We didn’t know it at the time, but this was the last year. Afterwards, everything would be different. In 1958 my brother Jim and I shared a paper route in the Chicago suburb where we lived. We were both still in grade school ( a Lutheran school actually), 5th grade for me and 8th for him. The next year he’d be off to high school and I’d still be a kid. There were signs though. The girls were paying a lot of attention to Jim at school. It was crazy. On the playground, if my brother wasn’t paying attention to them, the older girls would chase me, and if they caught me, they’d hold me down and kiss me. I did not appreciate this, but this would be the last year for that too.
That school was nuts!

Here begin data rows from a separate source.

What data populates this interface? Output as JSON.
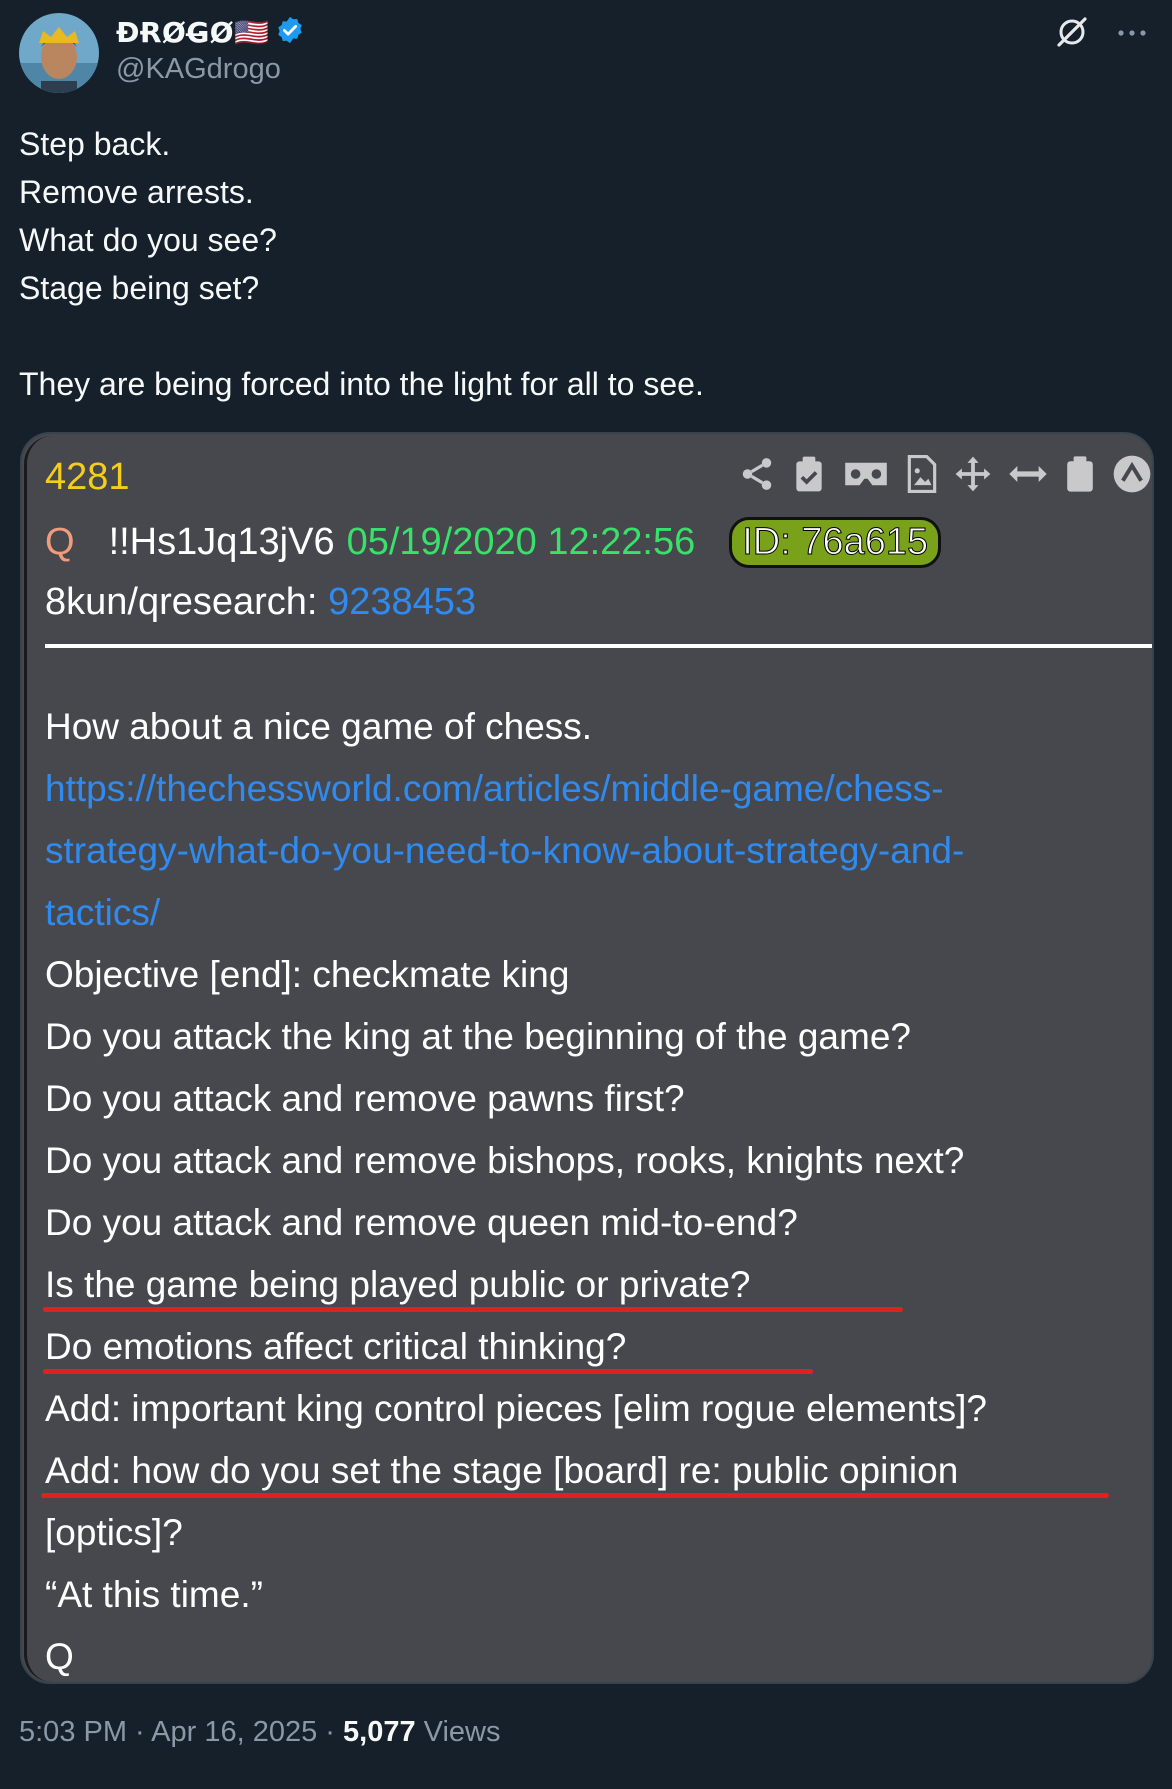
{
  "author": {
    "display_name": "ÐɌØG̶Ø🇺🇸",
    "handle": "@KAGdrogo",
    "verified_icon": "verified-badge-icon"
  },
  "header_actions": {
    "grok_icon": "grok-icon",
    "more_icon": "more-options-icon"
  },
  "tweet": {
    "lines": [
      "Step back.",
      "Remove arrests.",
      "What do you see?",
      "Stage being set?",
      "",
      "They are being forced into the light for all to see."
    ]
  },
  "card": {
    "post_number": "4281",
    "q_label": "Q",
    "tripcode": "!!Hs1Jq13jV6",
    "datetime": "05/19/2020 12:22:56",
    "id_label": "ID: 76a615",
    "board_label": "8kun/qresearch: ",
    "board_post": "9238453",
    "body": [
      "How about a nice game of chess.",
      "https://thechessworld.com/articles/middle-game/chess-",
      "strategy-what-do-you-need-to-know-about-strategy-and-",
      "tactics/",
      "Objective [end]: checkmate king",
      "Do you attack the king at the beginning of the game?",
      "Do you attack and remove pawns first?",
      "Do you attack and remove bishops, rooks, knights next?",
      "Do you attack and remove queen mid-to-end?",
      "Is the game being played public or private?",
      "Do emotions affect critical thinking?",
      "Add: important king control pieces [elim rogue elements]?",
      "Add: how do you set the stage [board] re: public opinion",
      "[optics]?",
      " “At this time.”",
      "Q"
    ],
    "colors": {
      "number": "#f5cd1d",
      "date": "#39e06a",
      "link": "#2f8bf0",
      "underline": "#e0221f",
      "id_bg": "#7aa11a"
    }
  },
  "footer": {
    "time": "5:03 PM",
    "sep1": " · ",
    "date": "Apr 16, 2025",
    "sep2": " · ",
    "views_count": "5,077",
    "views_label": " Views"
  }
}
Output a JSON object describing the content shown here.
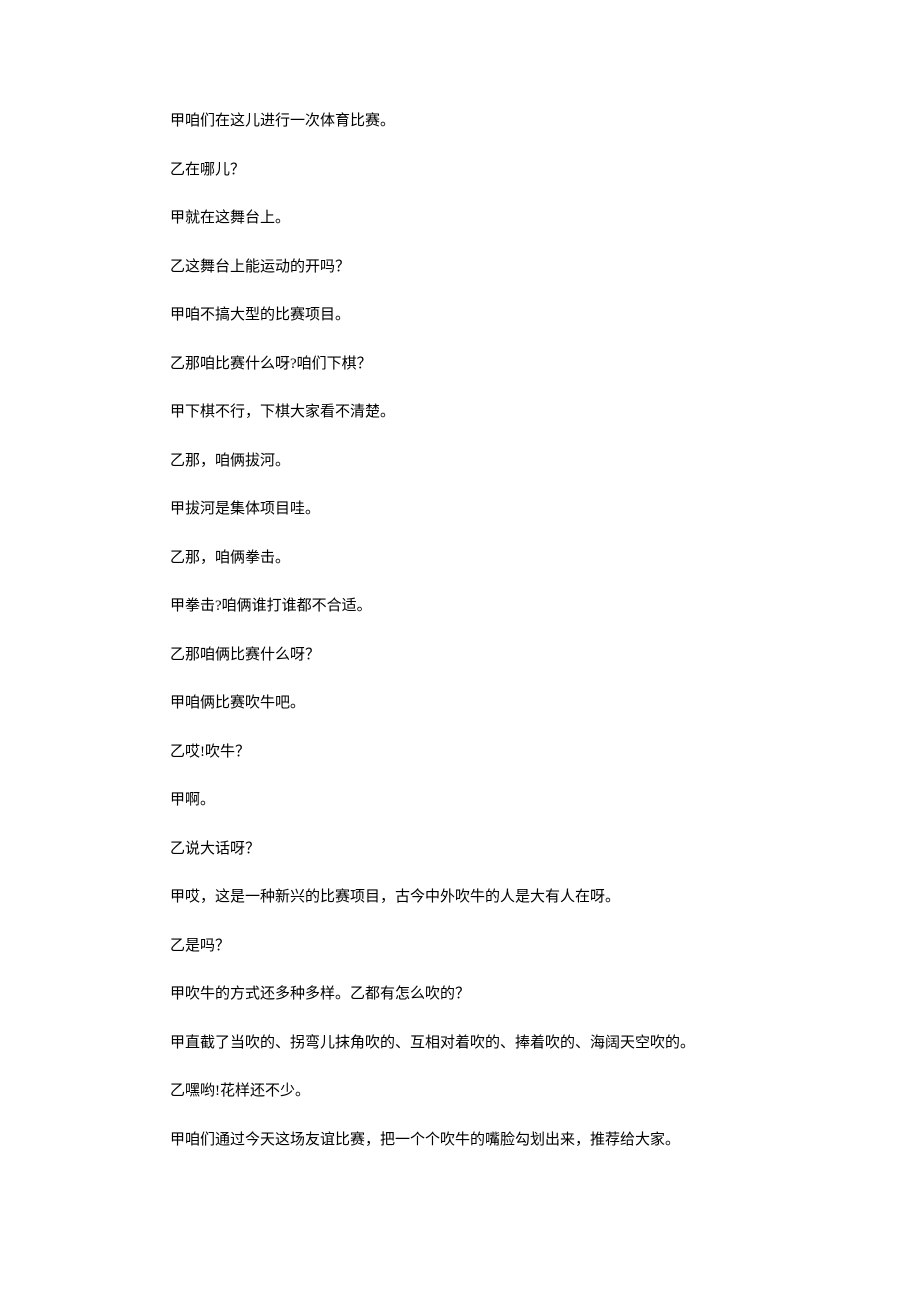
{
  "document": {
    "lines": [
      "甲咱们在这儿进行一次体育比赛。",
      "乙在哪儿？",
      "甲就在这舞台上。",
      "乙这舞台上能运动的开吗？",
      "甲咱不搞大型的比赛项目。",
      "乙那咱比赛什么呀?咱们下棋？",
      "甲下棋不行，下棋大家看不清楚。",
      "乙那，咱俩拔河。",
      "甲拔河是集体项目哇。",
      "乙那，咱俩拳击。",
      "甲拳击?咱俩谁打谁都不合适。",
      "乙那咱俩比赛什么呀？",
      "甲咱俩比赛吹牛吧。",
      "乙哎!吹牛？",
      "甲啊。",
      "乙说大话呀？",
      "甲哎，这是一种新兴的比赛项目，古今中外吹牛的人是大有人在呀。",
      "乙是吗？",
      "甲吹牛的方式还多种多样。乙都有怎么吹的？",
      "甲直截了当吹的、拐弯儿抹角吹的、互相对着吹的、捧着吹的、海阔天空吹的。",
      "乙嘿哟!花样还不少。",
      "甲咱们通过今天这场友谊比赛，把一个个吹牛的嘴脸勾划出来，推荐给大家。"
    ]
  }
}
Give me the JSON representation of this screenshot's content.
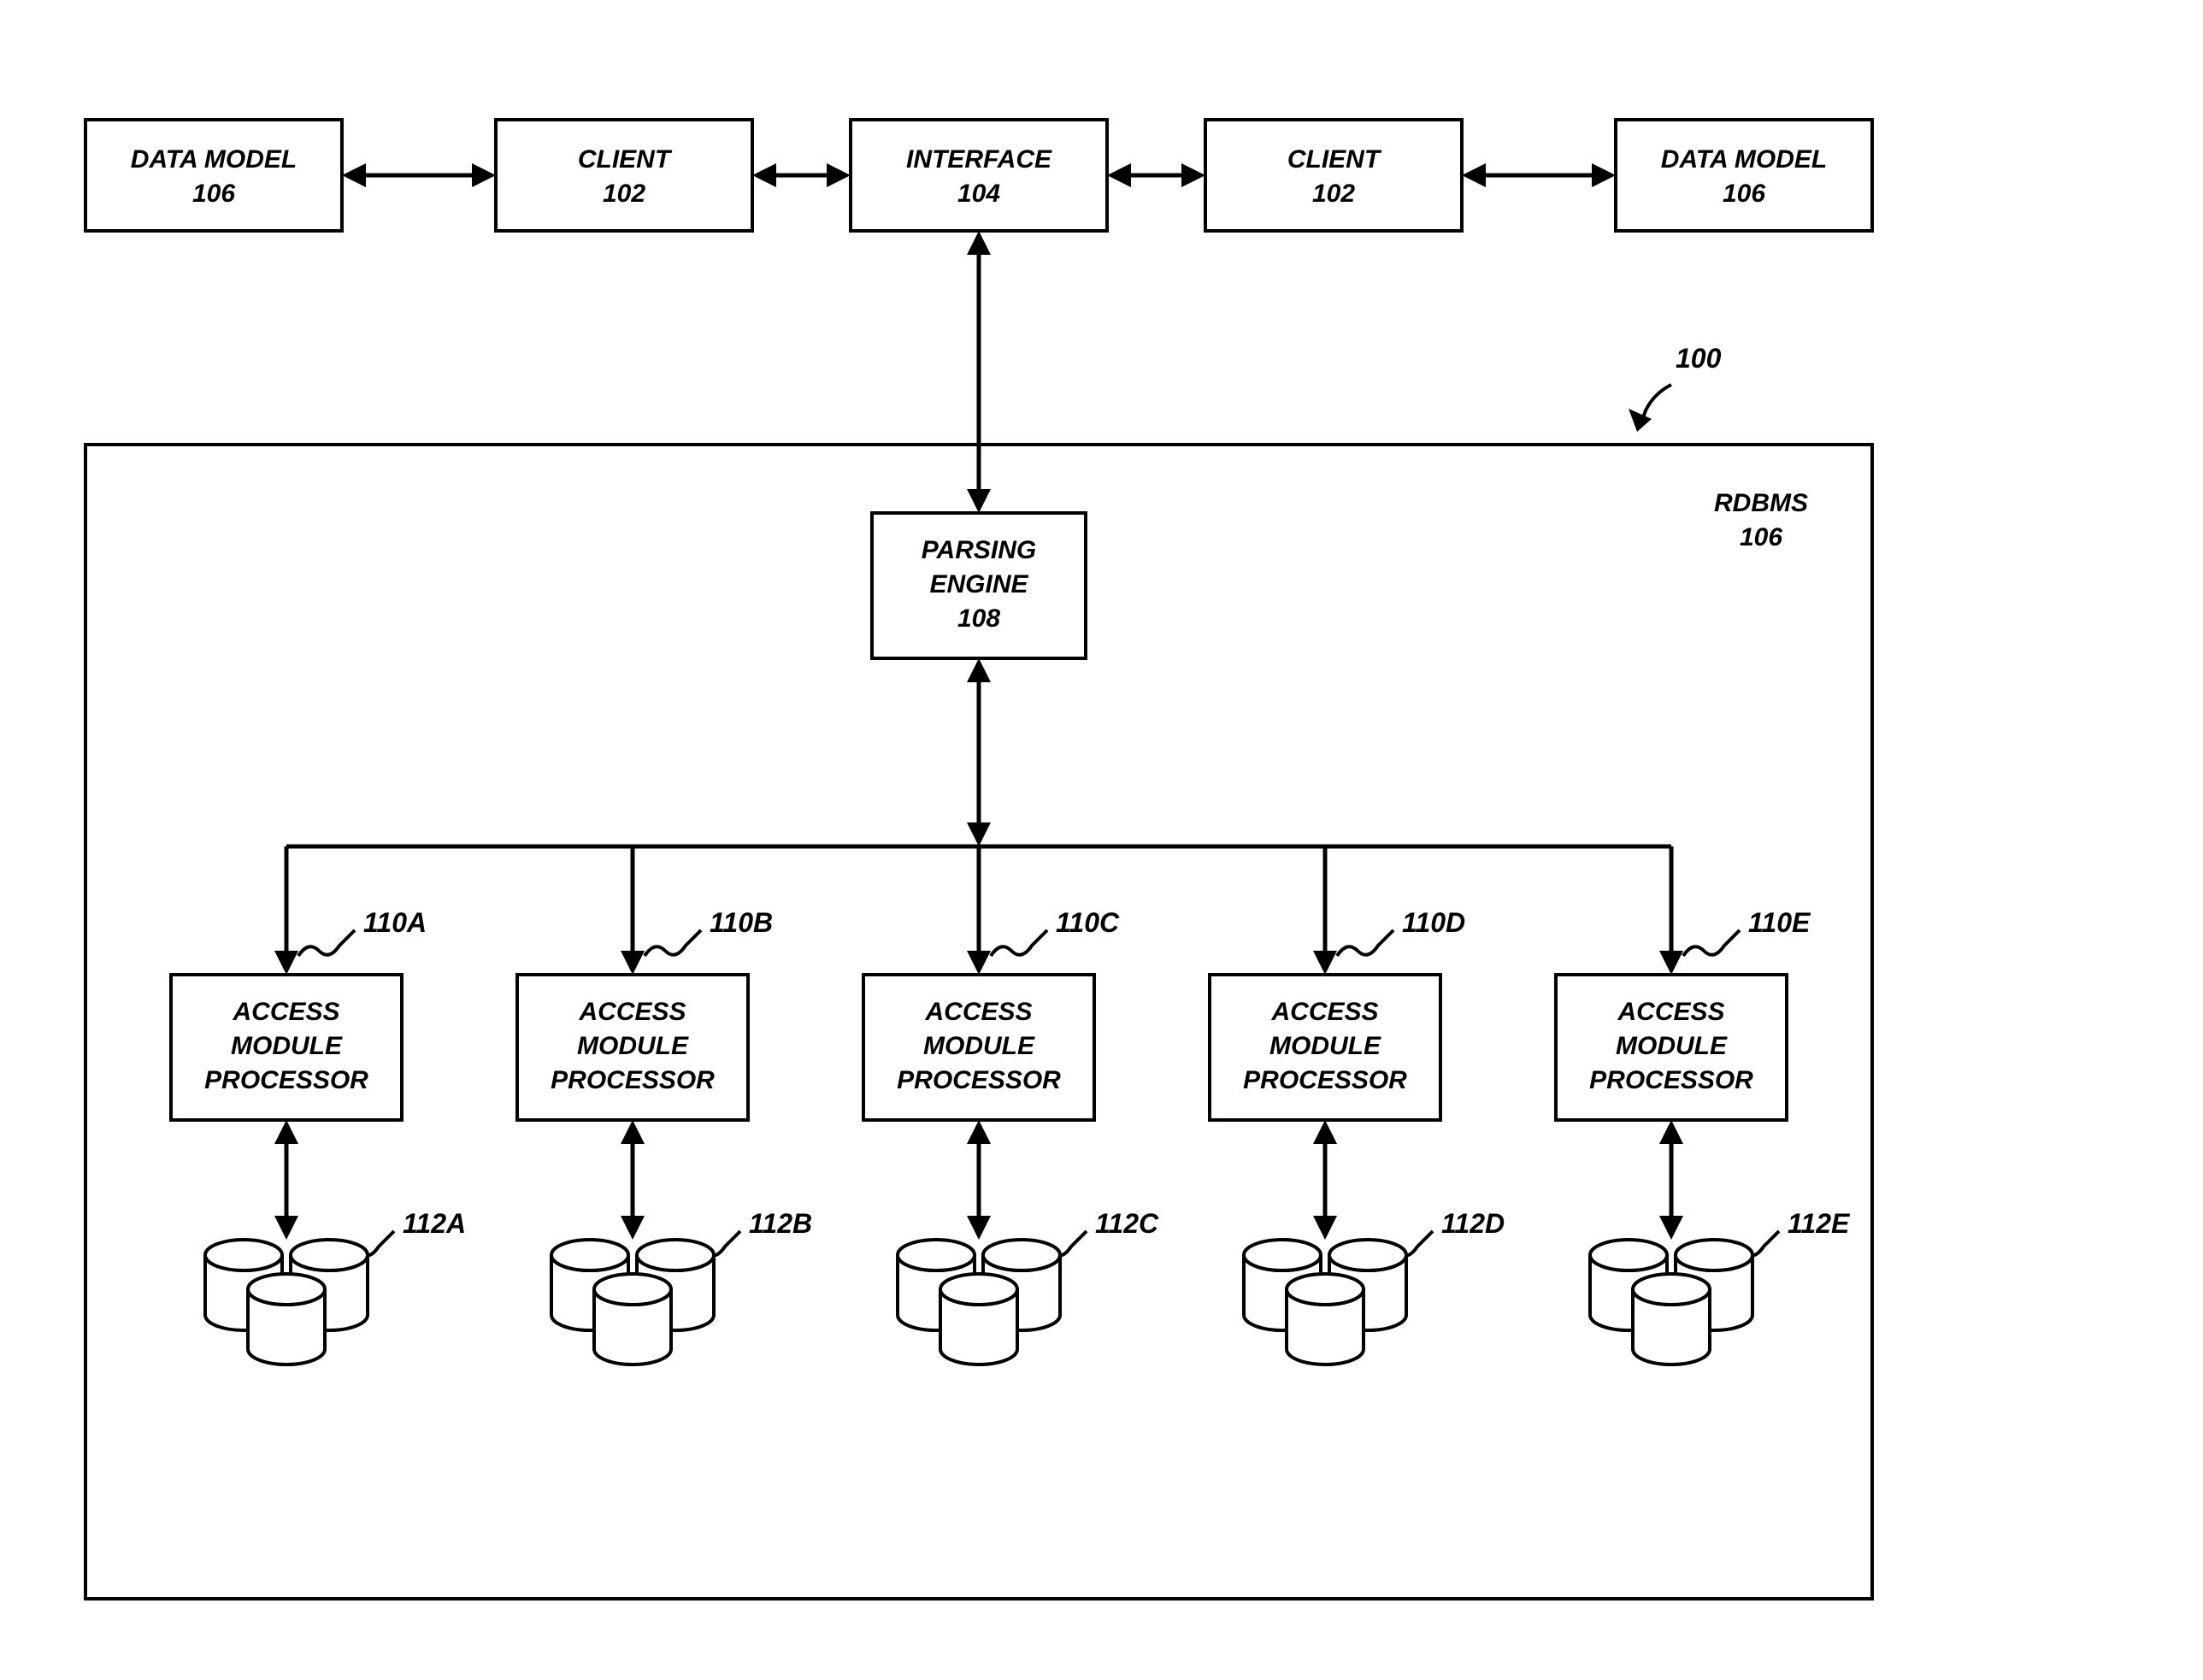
{
  "topRow": {
    "dataModelLeft": {
      "line1": "DATA MODEL",
      "line2": "106"
    },
    "clientLeft": {
      "line1": "CLIENT",
      "line2": "102"
    },
    "interface": {
      "line1": "INTERFACE",
      "line2": "104"
    },
    "clientRight": {
      "line1": "CLIENT",
      "line2": "102"
    },
    "dataModelRight": {
      "line1": "DATA MODEL",
      "line2": "106"
    }
  },
  "systemRef": "100",
  "rdbms": {
    "title": "RDBMS",
    "ref": "106"
  },
  "parsingEngine": {
    "line1": "PARSING",
    "line2": "ENGINE",
    "line3": "108"
  },
  "amp": {
    "labelLine1": "ACCESS",
    "labelLine2": "MODULE",
    "labelLine3": "PROCESSOR",
    "units": [
      {
        "ampRef": "110A",
        "dbRef": "112A"
      },
      {
        "ampRef": "110B",
        "dbRef": "112B"
      },
      {
        "ampRef": "110C",
        "dbRef": "112C"
      },
      {
        "ampRef": "110D",
        "dbRef": "112D"
      },
      {
        "ampRef": "110E",
        "dbRef": "112E"
      }
    ]
  }
}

Kids were just as poorly behaved, maybe worse, than those in a public school. Fights on the playground, initials carved in the wooden bathroom stalls (mine, but I DIDN’T DO IT), whacks with rulers, dunces caps and sitting in the corner. This was contrasted with memorizing bible verses, creeds and hymns, forced choir practices and mandatory church attendance. Lent was a time of misery.
I had a couple of ancient teachers named Mr. and Mrs. Keester (no jokes please) and one really cool guy in 1958, Mr. Hatfield who was also the choir director. He got us little “crazies” so whipped up on religious music, that I can remember thinking at the time, why would anyone want to sing anything else? But while we toured the state, beating the musical crap out of every other kid’s choir we faced, my poor brother was stuck with Mr. Siverson.
Mr. Siverson (not his real name) was not only Jim’s teacher, I believe for two straight years, but also the principal of the school. I’m not exactly sure how Mr. Siverson qualified for school principal, but it might have had something to do with his ability to delegate. While he was reading newspapers in class, if he wanted some fried chicken, he’d just pull Jim from class and send him downtown for some. If he needed more bats and balls for a noon time soft ball game, Jim was on the way. Some of those softball games got pretty intense, with teachers as well as kids playing and no one paying any attention when class bells rang.
We’d bring these stories back home, but our parents either didn’t believe them, or felt somehow that there were compensating factors that merited our continued attendance. That was until the more troubling news about Mr. Siverson came to light. Forging checks and car theft do get some attention and were probably the deciding factors in 1958 being our last year in that school.
But on Thanksgiving morning of that year, as we woke at 6:00 am, our only concern was weather-related. You can find anything on the internet these days, so I dug it up. That morning it was 12 degrees at 6:00 am. Our lucky younger brother, Phil, looked so snug and warm in his bed; man why me! To top it off, since it was Thanksgiving, the papers ( The Chicago Tribune and Sun Times) were huge, so that would slow us down and keep us out in the weather longer. In those days my parents had essentially one winter uniform for us. The uniform was made up of a parka (either gray or olive-green) with a fake fur hood (that smelled like dog fur) and zipped on and off, and a pair of black rubber boots ( the ones with metal buckles) that slipped over our shoes. This basic uniform was augmented with whatever crappy hats, gloves, mittens, scarves, etc. one could find around the house. This outfit was worn by us for years, and was a great source of embarrassment.
The real problem though with 12 degrees, was that although that’s mighty cold, our parents had a “zero degree rule.” If it was anything above zero, we were not to even think of waking them-up and asking to be driven on the route.
Because this day was so much colder than those that preceded it (no Weather Channel back then), perhaps we missed some vital parts of the uniform. I don’t remember. But I do remember that before we were very far into the route we were both really suffering. This was a residential neighborhood, so there were no stores or gas stations to go warm-up in, nothing. I was never much of a trooper back then, hell, eventually I’d move to North Carolina! But, I was what we’d call now multitasking, plodding along, delivering papers and whimpering. But with toes and fingers freezing, we both got more and more desperate, and finally agreed that we’d have to knock on someone’s door, wake him up, and ask if we could come in to warm up.
We knew most of the people on the route and finally decided to knock on the door of a guy who at least had on occasion seemed kind of friendly. We rang the bell and waited, rang it again and waited. Maybe they’re not home. No, there he comes. Finally shuffling into view was the guy in his pajamas and slippers.
No telling what this poor guy thought at that early hour on Thanksgiving Day, but he took us in when we asked and let us sit for a while, thaw-out and warm-up. I don’t even know what Jim and I thought at the time. But on that day, Jim and I were brothers, bound by our common suffering and our profound release from it. Over the years we’d drift apart and come back together, but our memory of that day is something we’ll always have, and still like to reminisce over.
So, alright, there was another Thanksgiving that stood out in my memory. Thanks for reading.